How can you KNOW she's perfectly healthy if you don't have a doctor god tell you so?!?
I know my child is healthy because she eats well and she's gaining weight. Loud noises startle her and she can follow brightly colored objects from across the room. She's smiling, babbling, and holding up her head.
The whole concept of a "well baby visit" really gets my goat. I can see the public health value of widespread health screening for childhood disorders, but do we really need to be spending money taking otherwise healthy kids to a doctors office where they are exposed to all kinds of illnesses just to identify one or two children that might need further testing? Why don't we cut health care costs by investing in education campaigns so parents know what developmental milestones their children should be reaching and help them become better judges of when their children need to see a health professional?
I know that by eschewing well baby visits I am depriving my doctor of the chance to harass me over the vaccine issue. I wonder if that isn't a major driving force behind the well baby schedule. You come in every couple of months for a well baby visit and it just so happens that you need all of your vaccinations at that time.
I guess I just haven't made up my mind yet. I want to protect my daughter but with all of the conflicting information out there, I need more time to make my decision.
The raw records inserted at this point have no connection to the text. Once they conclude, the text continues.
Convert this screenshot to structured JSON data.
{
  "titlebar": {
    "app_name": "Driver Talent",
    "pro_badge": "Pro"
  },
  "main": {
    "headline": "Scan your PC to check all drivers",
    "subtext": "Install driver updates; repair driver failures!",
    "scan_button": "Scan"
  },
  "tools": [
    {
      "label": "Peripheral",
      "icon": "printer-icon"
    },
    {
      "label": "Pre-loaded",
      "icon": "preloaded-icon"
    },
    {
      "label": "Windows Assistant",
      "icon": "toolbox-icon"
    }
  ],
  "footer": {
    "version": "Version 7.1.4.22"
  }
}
I think if she weren't breastfed or if she went to daycare I would be more willing to get her vaccinated. If we were going to live in a third world country there would be no question about vaccination, but our risk/benefit balance is a little more complicated than that. I just get tired of those who say "Vaccines have never hurt anyone!" (I wish they would tell that to my lawn guy who lost one twin daughter to the old DPT while the other one is permanently disabled) I get equally as tired of those in tin foil hats who claim vaccines are a joint venture between the government and big pharma to make us sicker so they can control us. As we all learned in historiography, the truth is probably somewhere in the middle.
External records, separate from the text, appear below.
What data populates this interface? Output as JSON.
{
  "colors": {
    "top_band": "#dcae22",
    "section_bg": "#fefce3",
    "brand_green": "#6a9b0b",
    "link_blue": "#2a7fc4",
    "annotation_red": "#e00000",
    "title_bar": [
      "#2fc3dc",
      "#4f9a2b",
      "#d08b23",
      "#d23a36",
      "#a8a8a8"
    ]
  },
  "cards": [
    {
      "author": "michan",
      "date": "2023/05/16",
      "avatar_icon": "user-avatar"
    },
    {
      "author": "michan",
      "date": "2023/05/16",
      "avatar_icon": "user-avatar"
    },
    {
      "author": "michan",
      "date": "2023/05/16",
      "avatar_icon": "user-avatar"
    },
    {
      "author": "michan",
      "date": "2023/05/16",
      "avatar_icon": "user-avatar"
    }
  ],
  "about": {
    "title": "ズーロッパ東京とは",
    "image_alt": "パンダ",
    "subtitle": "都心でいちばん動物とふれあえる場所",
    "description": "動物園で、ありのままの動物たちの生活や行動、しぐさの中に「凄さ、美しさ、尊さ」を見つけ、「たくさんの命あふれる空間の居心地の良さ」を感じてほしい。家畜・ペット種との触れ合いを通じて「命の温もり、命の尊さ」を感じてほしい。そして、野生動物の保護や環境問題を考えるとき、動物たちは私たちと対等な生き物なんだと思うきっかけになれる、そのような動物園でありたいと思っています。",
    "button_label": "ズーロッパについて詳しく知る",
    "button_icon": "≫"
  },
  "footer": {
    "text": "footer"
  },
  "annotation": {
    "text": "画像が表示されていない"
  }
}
I don't think vaccines are completely safe. I suspect that profit has been the driving force behind our current vaccine schedule. When Dr. Paul Offit, co-inventor of the current rotovirus vaccine, gets up and rails against those who would do the country harm by suggesting vaccines aren't completely safe, I suspect that he is partly concerned with his own bottom line. I can't figure out why we're vaccinating for chicken pox when even the best of numbers put childhood deaths from the disease at under 100 children per year. On the other hand, I believe that vaccines have saved lives, I'm just not sure which lives. No one will give me an unbiased crunch of the numbers.
At this point, I'm not going to reschedule the well baby visit. I'm comfortable in my decision and I'm going to revisit it in another year. We'll see if things have changed by then.
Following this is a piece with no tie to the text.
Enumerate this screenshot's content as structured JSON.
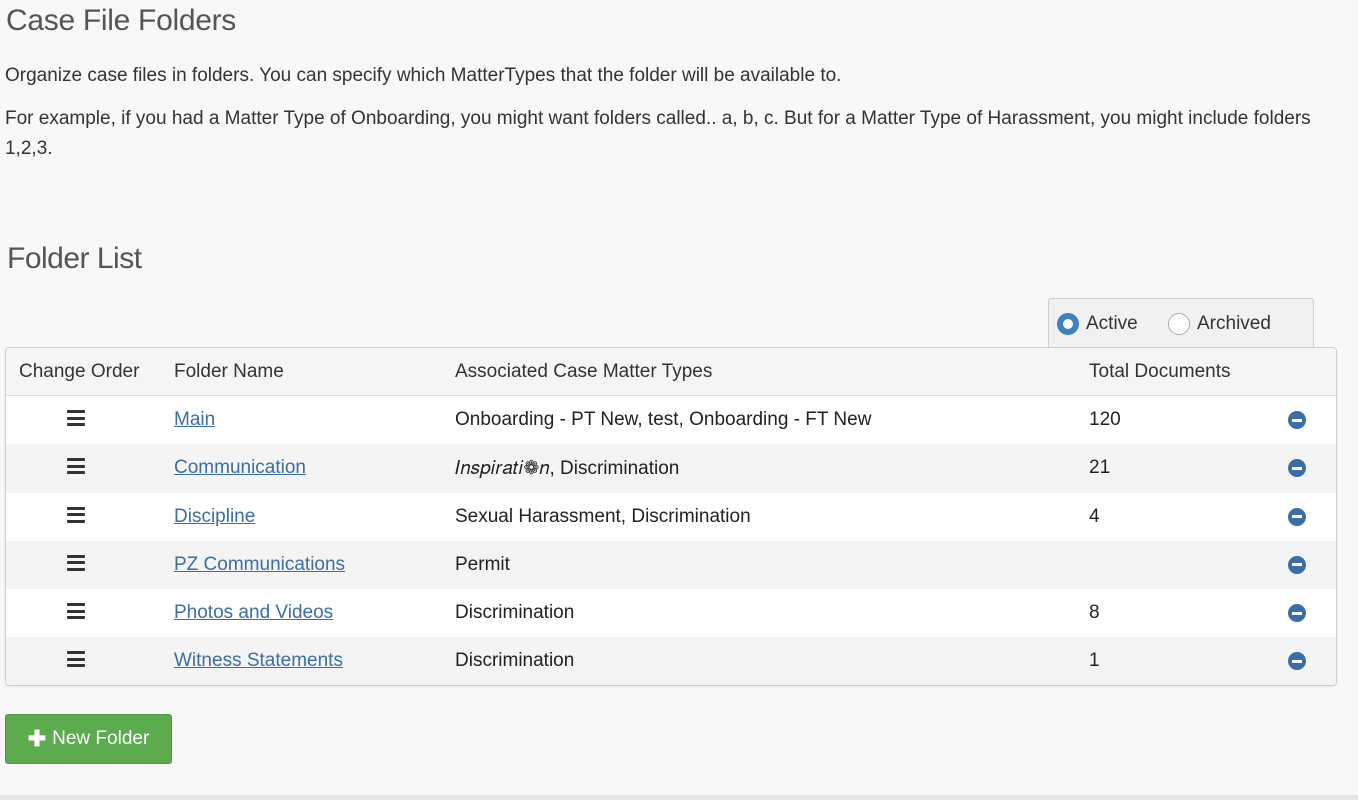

Friday, July 3, 2009
The younger clerk looked a little younger than I am. She told me,
"I thought about breastfeeding when I had my baby, but the nurses were so impatient with me. They told me 'If you're going to do it you have to do it now.' There were like twenty people in the room and I just said, 'Forget it, give me a bottle.' "
I can't imagine, I felt so bad for her. I'm afraid her experience is more common than not. I've heard from many other mothers who have had their babies at the same hospital that they have a hell of a time getting the nursing staff to obey their wishes. The most common offense seems to be giving the baby a bottle in the nursery before they are given to mom to establish breastfeeding. The other problems is "oh we gave him a bottle so you could get your rest." Why should the medical community be surprised that women are choosing out-of--hospital options for childbirth if this is the sort of support they can expect from the mainstream care system?